What is expected:
A faithful copy is needed. Set down all of the data below exactly.

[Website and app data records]
----

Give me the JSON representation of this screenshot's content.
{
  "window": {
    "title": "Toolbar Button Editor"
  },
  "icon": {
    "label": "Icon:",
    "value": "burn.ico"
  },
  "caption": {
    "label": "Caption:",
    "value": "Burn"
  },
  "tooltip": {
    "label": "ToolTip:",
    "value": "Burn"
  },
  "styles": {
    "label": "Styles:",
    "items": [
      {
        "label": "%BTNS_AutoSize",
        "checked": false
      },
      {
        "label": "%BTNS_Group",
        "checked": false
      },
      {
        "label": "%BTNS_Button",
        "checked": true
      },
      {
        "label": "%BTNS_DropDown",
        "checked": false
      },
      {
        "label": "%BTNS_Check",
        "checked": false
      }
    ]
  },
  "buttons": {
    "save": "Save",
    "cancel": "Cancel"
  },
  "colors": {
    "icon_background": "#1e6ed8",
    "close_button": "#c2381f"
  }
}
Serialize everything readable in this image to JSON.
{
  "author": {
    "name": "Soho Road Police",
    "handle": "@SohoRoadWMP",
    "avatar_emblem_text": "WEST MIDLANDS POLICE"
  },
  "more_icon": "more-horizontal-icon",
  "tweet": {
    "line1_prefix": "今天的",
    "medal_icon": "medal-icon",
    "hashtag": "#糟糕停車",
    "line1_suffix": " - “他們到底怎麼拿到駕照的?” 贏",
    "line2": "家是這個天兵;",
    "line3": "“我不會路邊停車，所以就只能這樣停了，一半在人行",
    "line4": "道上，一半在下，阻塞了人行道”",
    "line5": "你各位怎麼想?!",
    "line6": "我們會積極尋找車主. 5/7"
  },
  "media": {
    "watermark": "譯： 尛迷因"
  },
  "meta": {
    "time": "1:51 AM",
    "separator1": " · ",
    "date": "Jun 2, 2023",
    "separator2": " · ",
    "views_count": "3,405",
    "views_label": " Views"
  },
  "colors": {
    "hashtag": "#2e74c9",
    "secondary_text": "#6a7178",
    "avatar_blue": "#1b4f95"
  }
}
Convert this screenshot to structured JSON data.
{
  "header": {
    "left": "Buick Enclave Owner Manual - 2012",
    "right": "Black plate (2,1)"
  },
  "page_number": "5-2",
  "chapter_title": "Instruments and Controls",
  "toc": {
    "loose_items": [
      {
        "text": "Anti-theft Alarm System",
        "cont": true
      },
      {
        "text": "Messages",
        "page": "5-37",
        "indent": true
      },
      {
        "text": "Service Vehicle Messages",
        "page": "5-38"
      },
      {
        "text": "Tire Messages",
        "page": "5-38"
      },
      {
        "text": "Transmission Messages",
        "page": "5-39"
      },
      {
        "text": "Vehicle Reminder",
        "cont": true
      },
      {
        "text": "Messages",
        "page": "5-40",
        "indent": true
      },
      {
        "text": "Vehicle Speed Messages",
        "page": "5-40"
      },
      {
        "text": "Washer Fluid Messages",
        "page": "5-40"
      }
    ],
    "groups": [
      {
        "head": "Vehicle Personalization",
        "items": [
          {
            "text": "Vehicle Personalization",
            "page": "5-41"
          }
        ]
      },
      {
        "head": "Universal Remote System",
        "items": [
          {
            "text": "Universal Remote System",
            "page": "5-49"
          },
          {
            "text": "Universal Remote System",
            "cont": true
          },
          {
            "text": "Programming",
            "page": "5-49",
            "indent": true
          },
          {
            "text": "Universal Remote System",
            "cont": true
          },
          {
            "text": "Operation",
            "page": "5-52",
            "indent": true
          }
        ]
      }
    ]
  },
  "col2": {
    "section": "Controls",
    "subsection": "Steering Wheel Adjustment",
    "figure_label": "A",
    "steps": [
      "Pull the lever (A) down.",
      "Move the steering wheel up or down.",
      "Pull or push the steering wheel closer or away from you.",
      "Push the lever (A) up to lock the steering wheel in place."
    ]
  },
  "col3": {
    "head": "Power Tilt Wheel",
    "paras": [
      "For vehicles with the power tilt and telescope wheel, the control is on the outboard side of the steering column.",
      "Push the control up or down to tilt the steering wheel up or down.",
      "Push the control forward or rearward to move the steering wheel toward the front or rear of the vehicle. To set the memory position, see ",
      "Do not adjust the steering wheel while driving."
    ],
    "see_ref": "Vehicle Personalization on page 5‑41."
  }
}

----

Exercise solution:
Give me the JSON representation of this screenshot's content.
{
  "window": {
    "title": "Toolbar Button Editor"
  },
  "icon": {
    "label": "Icon:",
    "value": "burn.ico"
  },
  "caption": {
    "label": "Caption:",
    "value": "Burn"
  },
  "tooltip": {
    "label": "ToolTip:",
    "value": "Burn"
  },
  "styles": {
    "label": "Styles:",
    "items": [
      {
        "label": "%BTNS_AutoSize",
        "checked": false
      },
      {
        "label": "%BTNS_Group",
        "checked": false
      },
      {
        "label": "%BTNS_Button",
        "checked": true
      },
      {
        "label": "%BTNS_DropDown",
        "checked": false
      },
      {
        "label": "%BTNS_Check",
        "checked": false
      }
    ]
  },
  "buttons": {
    "save": "Save",
    "cancel": "Cancel"
  },
  "colors": {
    "icon_background": "#1e6ed8",
    "close_button": "#c2381f"
  }
}
Serialize everything readable in this image to JSON.
{
  "author": {
    "name": "Soho Road Police",
    "handle": "@SohoRoadWMP",
    "avatar_emblem_text": "WEST MIDLANDS POLICE"
  },
  "more_icon": "more-horizontal-icon",
  "tweet": {
    "line1_prefix": "今天的",
    "medal_icon": "medal-icon",
    "hashtag": "#糟糕停車",
    "line1_suffix": " - “他們到底怎麼拿到駕照的?” 贏",
    "line2": "家是這個天兵;",
    "line3": "“我不會路邊停車，所以就只能這樣停了，一半在人行",
    "line4": "道上，一半在下，阻塞了人行道”",
    "line5": "你各位怎麼想?!",
    "line6": "我們會積極尋找車主. 5/7"
  },
  "media": {
    "watermark": "譯： 尛迷因"
  },
  "meta": {
    "time": "1:51 AM",
    "separator1": " · ",
    "date": "Jun 2, 2023",
    "separator2": " · ",
    "views_count": "3,405",
    "views_label": " Views"
  },
  "colors": {
    "hashtag": "#2e74c9",
    "secondary_text": "#6a7178",
    "avatar_blue": "#1b4f95"
  }
}
Convert this screenshot to structured JSON data.
{
  "header": {
    "left": "Buick Enclave Owner Manual - 2012",
    "right": "Black plate (2,1)"
  },
  "page_number": "5-2",
  "chapter_title": "Instruments and Controls",
  "toc": {
    "loose_items": [
      {
        "text": "Anti-theft Alarm System",
        "cont": true
      },
      {
        "text": "Messages",
        "page": "5-37",
        "indent": true
      },
      {
        "text": "Service Vehicle Messages",
        "page": "5-38"
      },
      {
        "text": "Tire Messages",
        "page": "5-38"
      },
      {
        "text": "Transmission Messages",
        "page": "5-39"
      },
      {
        "text": "Vehicle Reminder",
        "cont": true
      },
      {
        "text": "Messages",
        "page": "5-40",
        "indent": true
      },
      {
        "text": "Vehicle Speed Messages",
        "page": "5-40"
      },
      {
        "text": "Washer Fluid Messages",
        "page": "5-40"
      }
    ],
    "groups": [
      {
        "head": "Vehicle Personalization",
        "items": [
          {
            "text": "Vehicle Personalization",
            "page": "5-41"
          }
        ]
      },
      {
        "head": "Universal Remote System",
        "items": [
          {
            "text": "Universal Remote System",
            "page": "5-49"
          },
          {
            "text": "Universal Remote System",
            "cont": true
          },
          {
            "text": "Programming",
            "page": "5-49",
            "indent": true
          },
          {
            "text": "Universal Remote System",
            "cont": true
          },
          {
            "text": "Operation",
            "page": "5-52",
            "indent": true
          }
        ]
      }
    ]
  },
  "col2": {
    "section": "Controls",
    "subsection": "Steering Wheel Adjustment",
    "figure_label": "A",
    "steps": [
      "Pull the lever (A) down.",
      "Move the steering wheel up or down.",
      "Pull or push the steering wheel closer or away from you.",
      "Push the lever (A) up to lock the steering wheel in place."
    ]
  },
  "col3": {
    "head": "Power Tilt Wheel",
    "paras": [
      "For vehicles with the power tilt and telescope wheel, the control is on the outboard side of the steering column.",
      "Push the control up or down to tilt the steering wheel up or down.",
      "Push the control forward or rearward to move the steering wheel toward the front or rear of the vehicle. To set the memory position, see ",
      "Do not adjust the steering wheel while driving."
    ],
    "see_ref": "Vehicle Personalization on page 5‑41."
  }
}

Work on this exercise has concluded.